I have always been a strong believer in direct affirmative action and was never one to play by the system’s rules. Leafleting is all well and good, but I have always advocated a more “traditional” approach to politics, “hands on”, if you will.
We met at the station and travelled to the demo location by car. Upon arrival, we unfurled our banner, and attached our placards – high over the bridge.
We were well received by the public, with many cars driving beneath honking their horns or waving in support of our message.
The activists stayed there for some time before we heard the sound of sirens and at this point we knew that this was the end. The end of free speech. . .
The police came along and politely told us that some people had found our banner offensive and therefore we were asked to take it down and move along.
We did as they asked – but it did not matter!! We had been there long enough to let those who saw us know who are on the streets and are representing them! If each of those who witnessed our demo tell just one other person, then we will have generated a great deal of publicity in just under an hour.
The purpose of this demo was to awaken people to the idea that diversity is not strength, it is not productive; it is in fact genocide – and – never forget: those in power would happily see the indigenous population removed from the country if that would keep them in power
The banner was created very simply by using a double bed sheet and some cheap spray paint. It was attached the barrier using cable ties – very simple yet very effective! We were pleased to see how effective this was, as shown by the support from the people when we had dozens of cars simultaneously honking their horns in support of nationalism!

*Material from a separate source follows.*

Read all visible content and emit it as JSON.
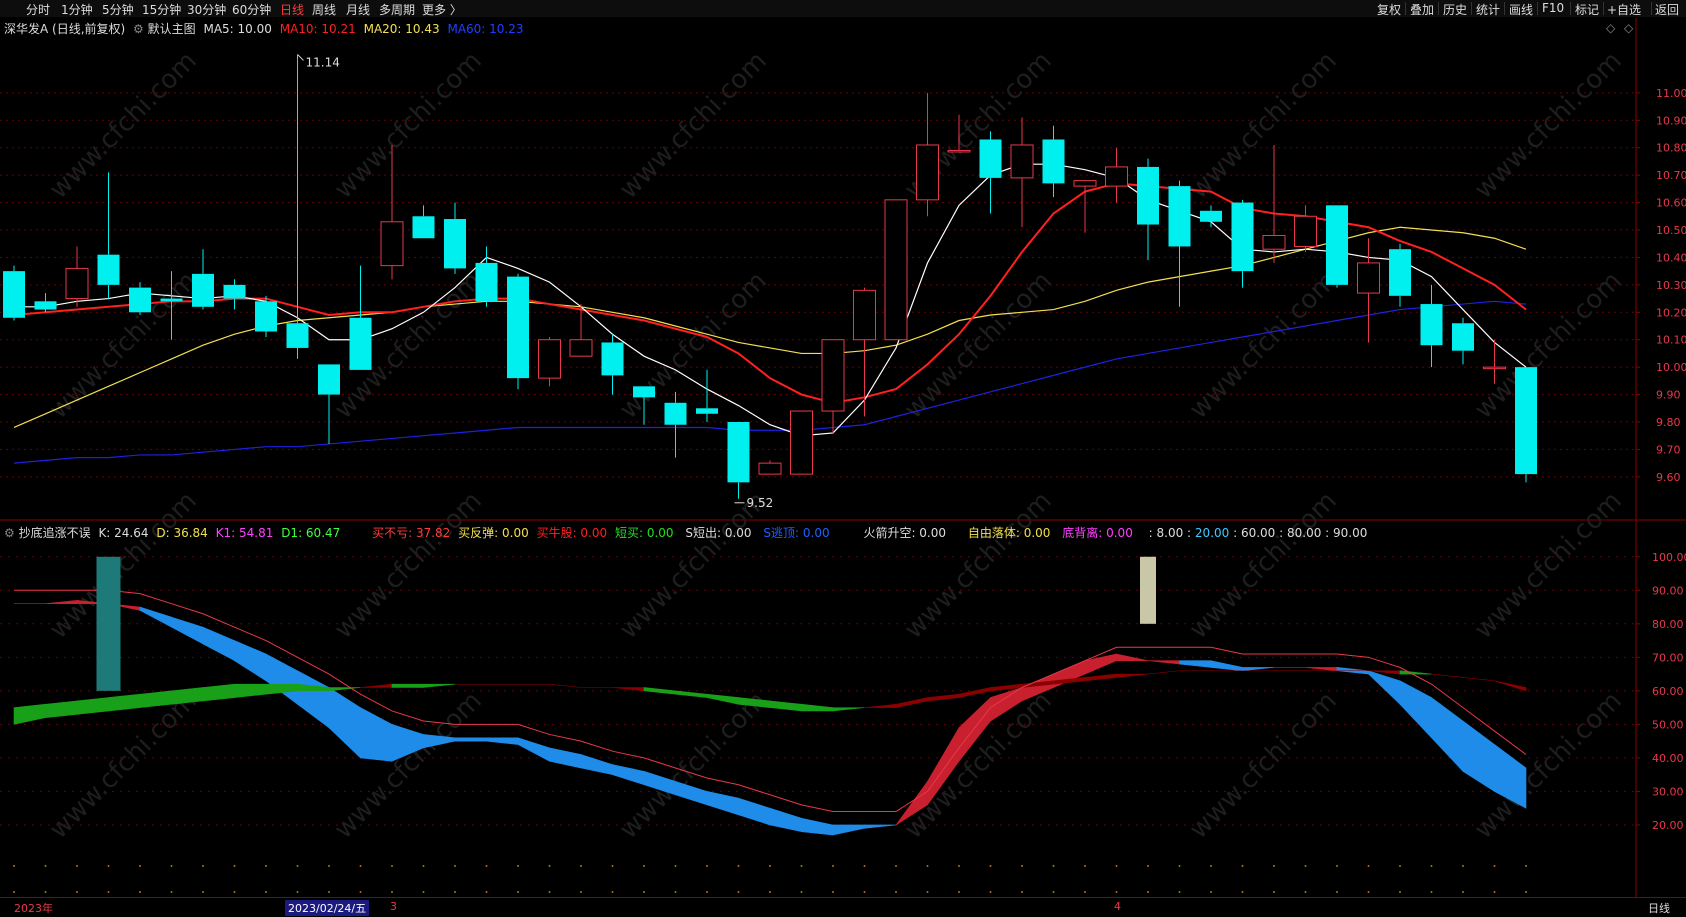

I believe that flash demos are the future; they are an effective way for a small group of people to make as much impact as a well-attended demo with hundreds of people. The difference here is we were not so heavily policed that activists could not move without brushing against a policeman’s arm and getting arrested.
This was small scale; but I intend in the future to organise many much larger events all under the radar, and arranged by private and personal texts. One text the week before to alert activists that an event is due to take place and one the night before to confirm the event’s location. This way unwelcome attendees are lost and unable to organise a counter protest or cause trouble.

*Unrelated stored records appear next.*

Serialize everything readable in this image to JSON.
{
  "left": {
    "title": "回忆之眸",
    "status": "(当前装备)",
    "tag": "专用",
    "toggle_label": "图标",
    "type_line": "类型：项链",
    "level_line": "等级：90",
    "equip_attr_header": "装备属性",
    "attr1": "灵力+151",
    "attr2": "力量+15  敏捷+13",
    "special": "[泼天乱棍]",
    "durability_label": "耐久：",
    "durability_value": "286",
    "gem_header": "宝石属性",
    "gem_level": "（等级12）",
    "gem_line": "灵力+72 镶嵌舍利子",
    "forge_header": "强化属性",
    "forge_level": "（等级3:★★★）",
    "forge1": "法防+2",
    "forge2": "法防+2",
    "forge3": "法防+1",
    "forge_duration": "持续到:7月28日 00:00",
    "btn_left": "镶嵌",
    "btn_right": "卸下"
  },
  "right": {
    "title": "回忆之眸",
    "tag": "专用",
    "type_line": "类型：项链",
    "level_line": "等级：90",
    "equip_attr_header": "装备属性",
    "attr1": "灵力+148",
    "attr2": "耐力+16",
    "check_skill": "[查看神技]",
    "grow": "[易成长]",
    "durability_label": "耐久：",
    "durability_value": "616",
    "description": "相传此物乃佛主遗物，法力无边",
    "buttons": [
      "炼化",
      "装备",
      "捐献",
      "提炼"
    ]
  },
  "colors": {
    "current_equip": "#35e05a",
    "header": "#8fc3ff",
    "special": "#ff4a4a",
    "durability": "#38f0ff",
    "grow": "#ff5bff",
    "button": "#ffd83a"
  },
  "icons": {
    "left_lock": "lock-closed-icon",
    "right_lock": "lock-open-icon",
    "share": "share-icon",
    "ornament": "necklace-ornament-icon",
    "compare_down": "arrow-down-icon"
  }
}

The flash demo was a great success and it was a real honour to arrange. Never let us forget, that with a few people a real impact can be made. I will be arranging future demos and events; I will continue to awaken the general population to the effects of white genocide.
After the political stunt, we attended the East London Branch meeting, which was chaired by organiser Paul Sturdy. We were amazed to find ourselves honoured by the presence of the South East Alliance members and their leader, Paul Pitt, who gave us a talk about his efforts in street politics and the SEA’s most recent protest against a mosque in Lincoln in which several hundred turned out to show their support.
As reported on the BNP website